For young men, their problems with depression can affect their performance in school or at work, their physical health, their ability to maintain friendships and their need to use alcohol and drugs to self-medicate. Getting early diagnosis and treatment can help prevent depression from becoming a greater problem as young men begin to enter later adulthood.

Coping Methods in Men

With issues like depression, men and women tend to be affected differently when confronted with symptoms. Men may find certain unhealthy coping mechanisms that help to mask their depression and keep it hidden from others. Although the symptoms of depression among men and women are often the same – feelings of sadness or hopelessness, difficulty sleeping and lack of pleasure- their way of dealing with the symptoms can be very distinct.

Men tend to engage in escapist behavior such as working all the time or spending a lot of time on hobbies like sports or exercising excessively. They may express their depression through controlling, violent or abusive behavior or simply with irritability and inappropriate anger.

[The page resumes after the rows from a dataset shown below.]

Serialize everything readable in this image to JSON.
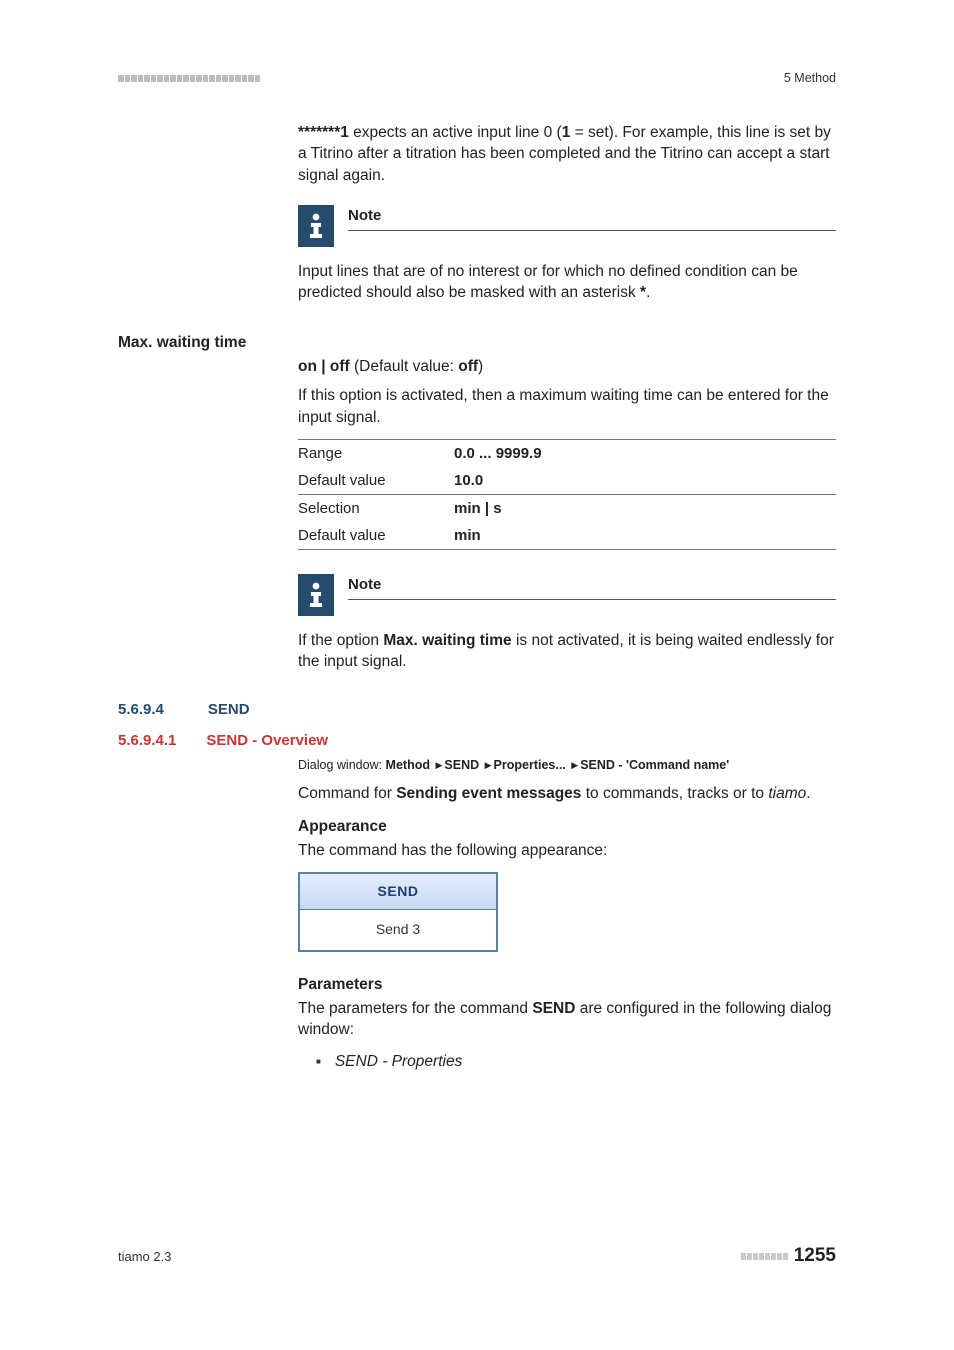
{
  "header": {
    "chapter": "5 Method"
  },
  "intro": {
    "prefix": "*******1",
    "text1": " expects an active input line 0 (",
    "one": "1",
    "text2": " = set). For example, this line is set by a Titrino after a titration has been completed and the Titrino can accept a start signal again."
  },
  "note1": {
    "title": "Note",
    "body1": "Input lines that are of no interest or for which no defined condition can be predicted should also be masked with an asterisk ",
    "asterisk": "*",
    "body2": "."
  },
  "maxwait": {
    "heading": "Max. waiting time",
    "options_prefix": "on | off",
    "default_text": " (Default value: ",
    "default_val": "off",
    "default_text2": ")",
    "desc": "If this option is activated, then a maximum waiting time can be entered for the input signal.",
    "table": {
      "range_label": "Range",
      "range_value": "0.0 ... 9999.9",
      "default1_label": "Default value",
      "default1_value": "10.0",
      "selection_label": "Selection",
      "selection_value": "min | s",
      "default2_label": "Default value",
      "default2_value": "min"
    }
  },
  "note2": {
    "title": "Note",
    "body1": "If the option ",
    "boldpart": "Max. waiting time",
    "body2": " is not activated, it is being waited endlessly for the input signal."
  },
  "sec_send": {
    "num": "5.6.9.4",
    "title": "SEND"
  },
  "sec_send_overview": {
    "num": "5.6.9.4.1",
    "title": "SEND - Overview"
  },
  "dialog": {
    "prefix": "Dialog window: ",
    "p1": "Method",
    "p2": "SEND",
    "p3": "Properties...",
    "p4": "SEND - 'Command name'"
  },
  "command": {
    "t1": "Command for ",
    "bold": "Sending event messages",
    "t2": " to commands, tracks or to ",
    "italic": "tiamo",
    "t3": "."
  },
  "appearance": {
    "head": "Appearance",
    "desc": "The command has the following appearance:",
    "widget_top": "SEND",
    "widget_bottom": "Send 3"
  },
  "parameters": {
    "head": "Parameters",
    "desc1": "The parameters for the command ",
    "bold": "SEND",
    "desc2": " are configured in the following dialog window:",
    "item1": "SEND - Properties"
  },
  "footer": {
    "product": "tiamo 2.3",
    "page": "1255"
  }
}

Men may feel that they cannot express feelings of sadness and try to downplay their symptoms by ignoring or suppressing their depression. Unfortunately many men may also be reluctant to discuss their mental health or resist getting treatment because they worry about the stigma associated with depression.

Young men in particular may cope with their depression through dangerous methods like self-harm, drug or alcohol abuse or controlled eating. There has been a recent rise in the number of young men engaging in self-harm because they are dealing with symptoms of depression without professional help. Teenage and college age men often struggle with issues of self-esteem but may be unable to talk to anyone about their feelings.If you notice any of the symptoms of depression in yourself or others including coping behavior like working long hours, excessive exercise, self-harm, or substance then consider looking into treatment options. Getting help from a professional therapist can minimize harmful coping methods and improve the mental health of young men with depression.